Cooking the Pizza in a Home Oven
Place one cooking racks in the middle of the oven. Place a pizza steels or pizza stone on the rack. Preheat your oven to its highest setting - usually around 500 degrees. Once your oven reaches temperature, use the pizza peel to carefully transfer your topped pizza to the steel or stone on the bottom rack. Shut the door quickly and keep it closed as much as possible but keep an eye on the pizza. The length of cook time will depend on how much you stretched the pizza and how many toppings you used. Check at five minutes and again every minute thereafter. Your pizza is ready when the edges are slightly browned and the cheese is melted. You can turn on your broiler for a little extra browning at the end if you’d like.
Cooking the Pizza in a Wood-Fired Oven
Heating the Oven
Cooking with an outdoor oven requires a little move preparation but will yield a much better pizza. Pizzas cooked in outdoor ovens are crispier, cook more quickly, and have better flavor and texture (in our humble opinion). Begin with some kindling to start a small fire in the front of the oven. Newspaper, dryer lint, or wax paper will do the trick. Add small, dry sticks as needed to keep the fire going. Next, add dry fruit wood logs to your fire. Once the fire is burning steadily, us the ask rake to push the coals to the back left of the oven (10 o’clock position). Continue to add logs as needed. After about 30 minutes, use the laser thermometer to check the oven temperature. Check the floor of the oven and then the dome of the oven.
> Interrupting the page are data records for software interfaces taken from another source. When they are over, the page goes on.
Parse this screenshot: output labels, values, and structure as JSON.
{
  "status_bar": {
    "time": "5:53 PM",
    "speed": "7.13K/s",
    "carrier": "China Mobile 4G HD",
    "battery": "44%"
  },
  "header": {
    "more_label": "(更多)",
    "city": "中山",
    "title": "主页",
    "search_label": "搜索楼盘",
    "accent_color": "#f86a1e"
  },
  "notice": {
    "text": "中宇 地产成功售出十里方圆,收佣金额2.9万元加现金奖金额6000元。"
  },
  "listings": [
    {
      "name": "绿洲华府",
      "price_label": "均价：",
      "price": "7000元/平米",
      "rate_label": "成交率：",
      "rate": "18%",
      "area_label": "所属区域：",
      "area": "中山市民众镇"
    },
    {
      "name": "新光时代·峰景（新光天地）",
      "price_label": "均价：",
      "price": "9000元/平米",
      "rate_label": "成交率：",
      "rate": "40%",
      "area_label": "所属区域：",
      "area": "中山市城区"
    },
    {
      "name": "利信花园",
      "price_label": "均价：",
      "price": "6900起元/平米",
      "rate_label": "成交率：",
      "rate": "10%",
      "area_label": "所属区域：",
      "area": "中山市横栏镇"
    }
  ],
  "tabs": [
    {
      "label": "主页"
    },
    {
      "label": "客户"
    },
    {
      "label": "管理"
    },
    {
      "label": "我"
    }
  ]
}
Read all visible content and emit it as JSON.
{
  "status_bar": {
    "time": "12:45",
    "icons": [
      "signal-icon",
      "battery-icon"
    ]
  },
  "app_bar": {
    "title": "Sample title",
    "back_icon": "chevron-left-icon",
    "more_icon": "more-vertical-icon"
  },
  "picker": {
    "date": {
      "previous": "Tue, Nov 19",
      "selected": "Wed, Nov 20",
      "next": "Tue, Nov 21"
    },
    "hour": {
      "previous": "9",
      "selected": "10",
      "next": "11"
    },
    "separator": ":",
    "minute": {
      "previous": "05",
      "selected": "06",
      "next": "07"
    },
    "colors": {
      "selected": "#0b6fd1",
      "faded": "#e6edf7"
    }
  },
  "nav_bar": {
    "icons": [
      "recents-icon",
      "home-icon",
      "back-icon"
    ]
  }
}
The average of the two numbers is the actual oven temperature. For example, if the floor is 750 degrees and the dome is 850 degrees, the cooking temperature is 800 degrees. Oven temperature is somewhat a matter of preference, but around 800 degrees is our preferred temperature. If the oven is too hot you may need to wait until the fire dies down a bit. If it is too cool, you may need to add more wood. When adding wood, place the new log in the middle of the floor for a few minutes before adding it to the coals. This will help prevent the fire from being smothered.
Cooking the Pizza
When the oven reaches your desired temperature, carefully transfer your pizza from the pizza peel to the floor of the oven using a gentle shaking motion. After about 30 seconds, use your steel pizza peel to carefully turn the pizza a quarter-turn (90 degrees). Keep doing this every 30 seconds until the pizza has make a full round. If your oven is around 800 degrees, the pizza will be finished in about two minutes. At this point you can use the steel pizza peel to pull the pizza out of the oven or you can ‘dome’ the pizza. To ‘dome’ the pizza, place the pizza pull fully under the pizza and lift the pizza toward the top of the oven. Because the top of the oven interior (the dome) is the hottest area, ‘doming’ your pizza will help your cheese and toppings to cook fully. Remove pizza from the oven and wait 2-3 minutes for your pizza to cool slightly.